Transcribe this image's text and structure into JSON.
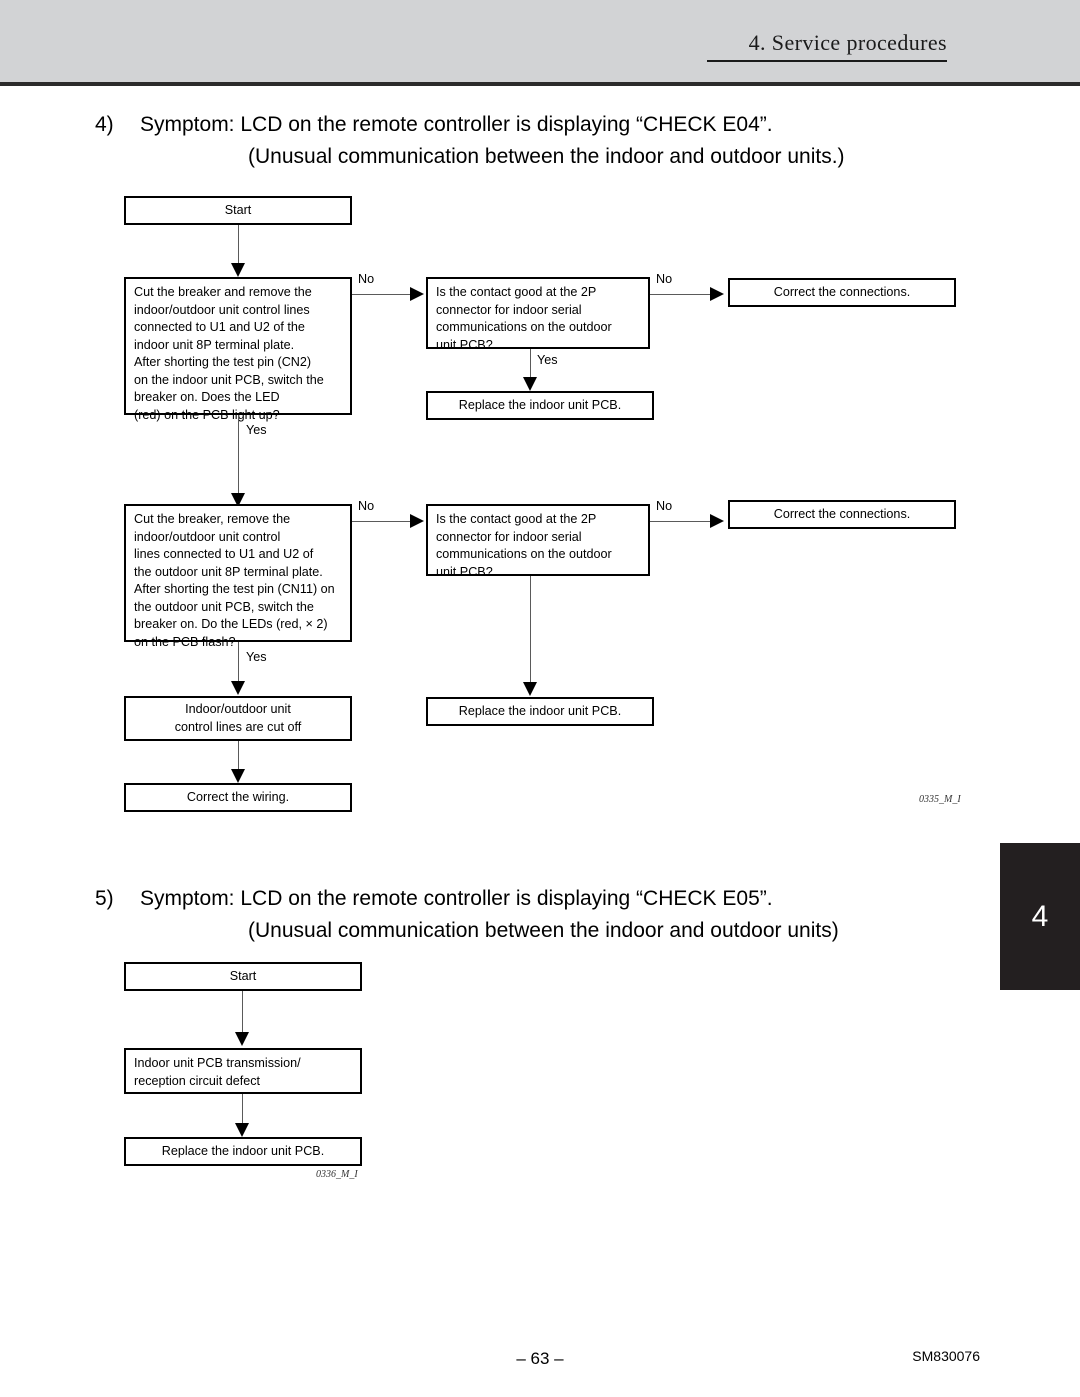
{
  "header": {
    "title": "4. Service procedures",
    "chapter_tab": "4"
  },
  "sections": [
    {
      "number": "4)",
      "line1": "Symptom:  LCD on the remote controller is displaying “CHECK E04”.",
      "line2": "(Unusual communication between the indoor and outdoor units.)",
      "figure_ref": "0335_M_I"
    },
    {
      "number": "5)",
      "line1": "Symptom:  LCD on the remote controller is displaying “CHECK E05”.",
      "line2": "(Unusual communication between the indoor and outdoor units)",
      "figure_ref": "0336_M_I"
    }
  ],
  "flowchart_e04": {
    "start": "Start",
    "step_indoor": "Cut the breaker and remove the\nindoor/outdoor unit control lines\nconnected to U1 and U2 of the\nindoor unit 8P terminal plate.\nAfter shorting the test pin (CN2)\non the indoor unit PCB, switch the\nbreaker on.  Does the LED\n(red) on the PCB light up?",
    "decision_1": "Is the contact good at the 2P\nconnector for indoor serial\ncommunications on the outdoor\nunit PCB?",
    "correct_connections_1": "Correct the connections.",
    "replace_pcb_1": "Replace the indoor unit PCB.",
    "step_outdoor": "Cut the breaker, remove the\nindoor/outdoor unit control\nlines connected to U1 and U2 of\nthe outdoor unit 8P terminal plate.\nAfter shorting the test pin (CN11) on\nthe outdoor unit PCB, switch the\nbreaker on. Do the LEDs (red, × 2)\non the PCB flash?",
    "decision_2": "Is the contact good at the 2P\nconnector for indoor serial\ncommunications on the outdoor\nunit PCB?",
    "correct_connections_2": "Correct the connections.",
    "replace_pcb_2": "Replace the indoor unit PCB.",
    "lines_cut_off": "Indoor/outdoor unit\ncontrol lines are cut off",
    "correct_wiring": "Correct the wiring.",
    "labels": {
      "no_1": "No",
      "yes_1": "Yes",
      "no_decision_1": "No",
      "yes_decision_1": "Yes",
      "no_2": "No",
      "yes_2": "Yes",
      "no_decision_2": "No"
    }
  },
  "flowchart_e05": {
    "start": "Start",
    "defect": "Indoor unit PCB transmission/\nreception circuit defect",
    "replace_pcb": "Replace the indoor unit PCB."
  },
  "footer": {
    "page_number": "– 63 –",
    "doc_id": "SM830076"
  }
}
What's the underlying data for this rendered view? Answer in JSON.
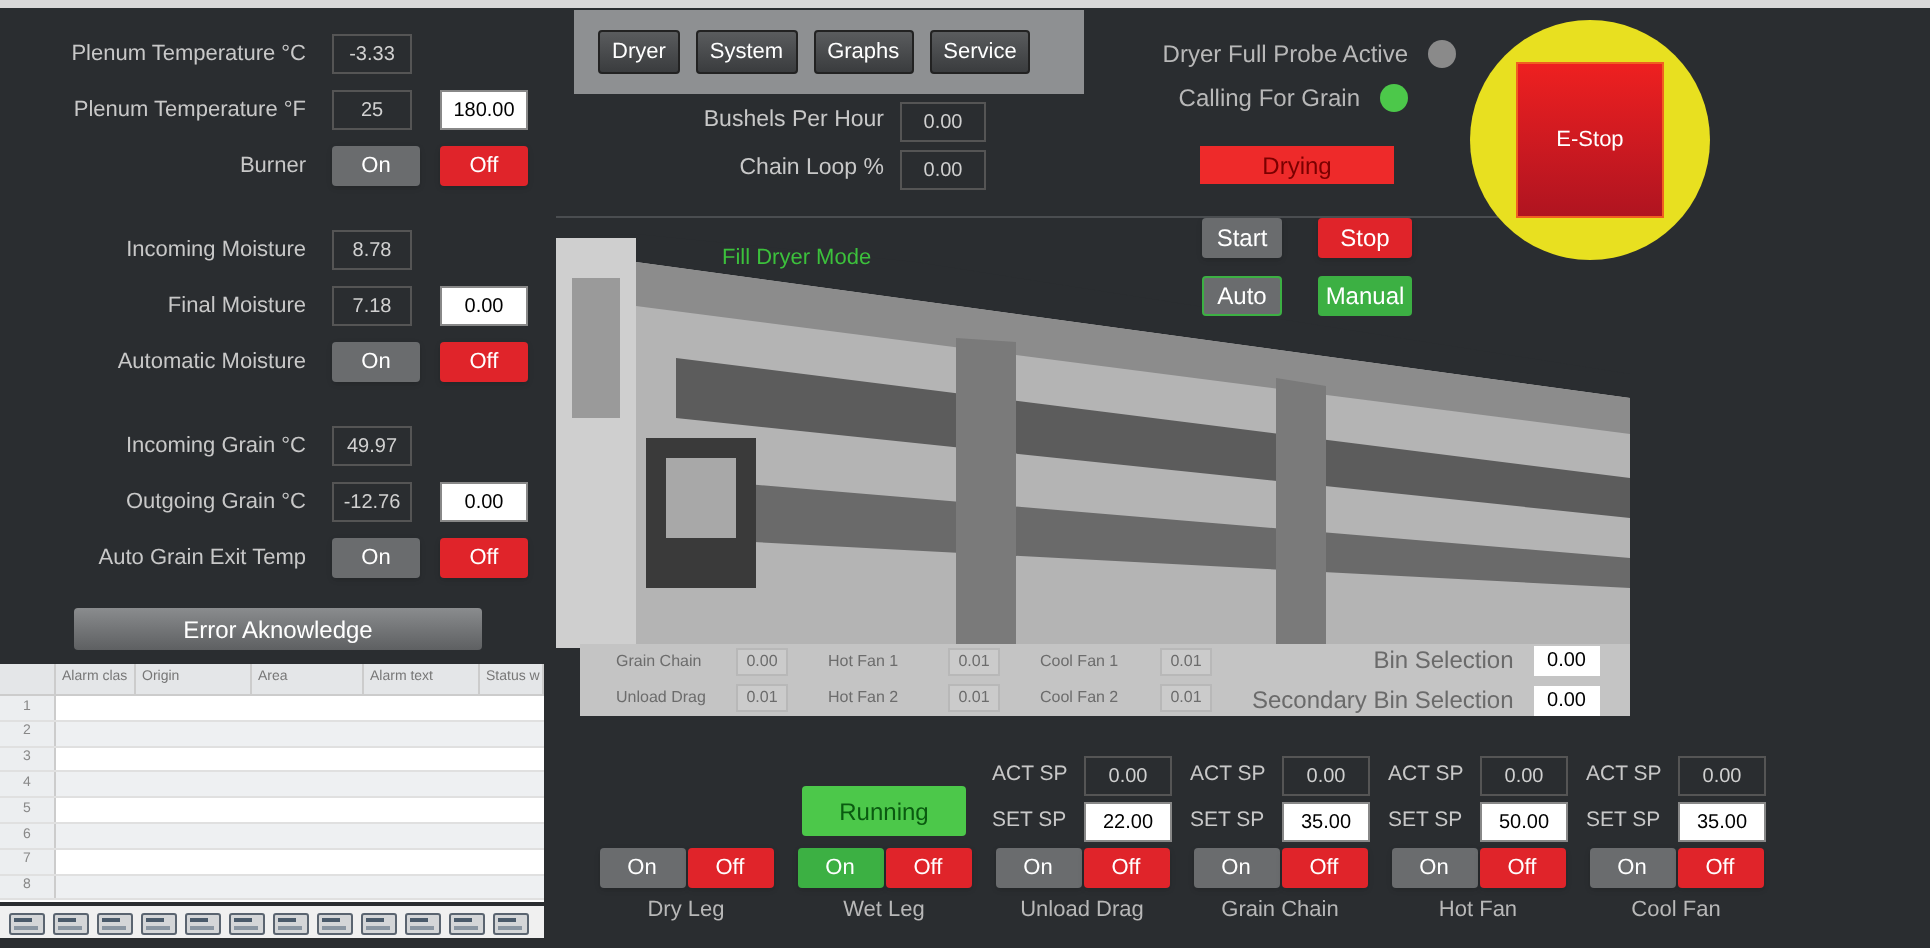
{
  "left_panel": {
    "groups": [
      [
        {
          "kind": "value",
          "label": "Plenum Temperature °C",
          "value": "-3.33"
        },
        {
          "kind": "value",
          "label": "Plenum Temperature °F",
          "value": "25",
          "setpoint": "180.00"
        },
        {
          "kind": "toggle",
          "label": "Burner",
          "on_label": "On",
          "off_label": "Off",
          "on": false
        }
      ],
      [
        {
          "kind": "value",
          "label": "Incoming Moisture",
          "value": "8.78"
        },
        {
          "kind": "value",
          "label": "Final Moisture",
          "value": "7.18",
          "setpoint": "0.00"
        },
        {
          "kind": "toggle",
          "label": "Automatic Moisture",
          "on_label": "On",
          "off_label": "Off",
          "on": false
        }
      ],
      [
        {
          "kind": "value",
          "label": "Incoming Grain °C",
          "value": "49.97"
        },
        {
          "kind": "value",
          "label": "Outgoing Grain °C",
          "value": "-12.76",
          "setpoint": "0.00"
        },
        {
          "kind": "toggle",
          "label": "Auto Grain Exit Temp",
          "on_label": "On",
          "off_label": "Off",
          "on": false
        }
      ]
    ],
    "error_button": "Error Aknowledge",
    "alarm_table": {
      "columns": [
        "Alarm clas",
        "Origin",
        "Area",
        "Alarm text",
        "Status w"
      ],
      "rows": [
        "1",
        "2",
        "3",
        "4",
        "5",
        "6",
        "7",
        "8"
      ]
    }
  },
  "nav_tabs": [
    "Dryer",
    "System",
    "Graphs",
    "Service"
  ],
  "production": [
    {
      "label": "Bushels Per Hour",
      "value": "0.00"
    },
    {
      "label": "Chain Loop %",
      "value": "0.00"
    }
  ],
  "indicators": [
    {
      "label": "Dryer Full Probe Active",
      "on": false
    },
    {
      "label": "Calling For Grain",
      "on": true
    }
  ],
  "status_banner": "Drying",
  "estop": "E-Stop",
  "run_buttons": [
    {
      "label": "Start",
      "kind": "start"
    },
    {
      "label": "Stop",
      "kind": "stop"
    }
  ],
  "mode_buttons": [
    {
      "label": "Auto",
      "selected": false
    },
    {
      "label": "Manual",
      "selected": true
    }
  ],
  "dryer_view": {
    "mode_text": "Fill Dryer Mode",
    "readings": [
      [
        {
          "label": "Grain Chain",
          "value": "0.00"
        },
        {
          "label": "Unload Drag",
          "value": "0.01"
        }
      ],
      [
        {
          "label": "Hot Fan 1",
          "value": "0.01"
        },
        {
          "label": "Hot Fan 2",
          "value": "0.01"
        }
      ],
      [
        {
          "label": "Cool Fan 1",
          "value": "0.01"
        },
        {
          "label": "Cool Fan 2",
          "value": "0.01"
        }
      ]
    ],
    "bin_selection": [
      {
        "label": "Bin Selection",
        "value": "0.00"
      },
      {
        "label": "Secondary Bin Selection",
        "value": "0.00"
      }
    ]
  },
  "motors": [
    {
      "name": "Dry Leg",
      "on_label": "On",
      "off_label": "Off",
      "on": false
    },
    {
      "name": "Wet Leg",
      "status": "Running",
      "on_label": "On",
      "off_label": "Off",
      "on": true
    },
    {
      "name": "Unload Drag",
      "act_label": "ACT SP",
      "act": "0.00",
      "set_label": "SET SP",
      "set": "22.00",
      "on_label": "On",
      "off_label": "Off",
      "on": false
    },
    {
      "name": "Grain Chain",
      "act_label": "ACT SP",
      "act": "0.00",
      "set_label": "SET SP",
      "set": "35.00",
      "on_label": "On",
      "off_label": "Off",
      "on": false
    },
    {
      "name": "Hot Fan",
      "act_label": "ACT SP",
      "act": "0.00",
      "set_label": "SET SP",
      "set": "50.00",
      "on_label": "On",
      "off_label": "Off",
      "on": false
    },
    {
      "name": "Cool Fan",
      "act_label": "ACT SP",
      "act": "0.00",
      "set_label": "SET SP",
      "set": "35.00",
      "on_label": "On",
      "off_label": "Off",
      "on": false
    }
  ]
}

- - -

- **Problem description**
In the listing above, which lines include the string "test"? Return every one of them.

- **Response**
    "step_indoor": "Cut the breaker and remove the\nindoor/outdoor unit control lines\nconnected to U1 and U2 of the\nindoor unit 8P terminal plate.\nAfter shorting the test pin (CN2)\non the indoor unit PCB, switch the\nbreaker on.  Does the LED\n(red) on the PCB light up?",
    "step_outdoor": "Cut the breaker, remove the\nindoor/outdoor unit control\nlines connected to U1 and U2 of\nthe outdoor unit 8P terminal plate.\nAfter shorting the test pin (CN11) on\nthe outdoor unit PCB, switch the\nbreaker on. Do the LEDs (red, × 2)\non the PCB flash?",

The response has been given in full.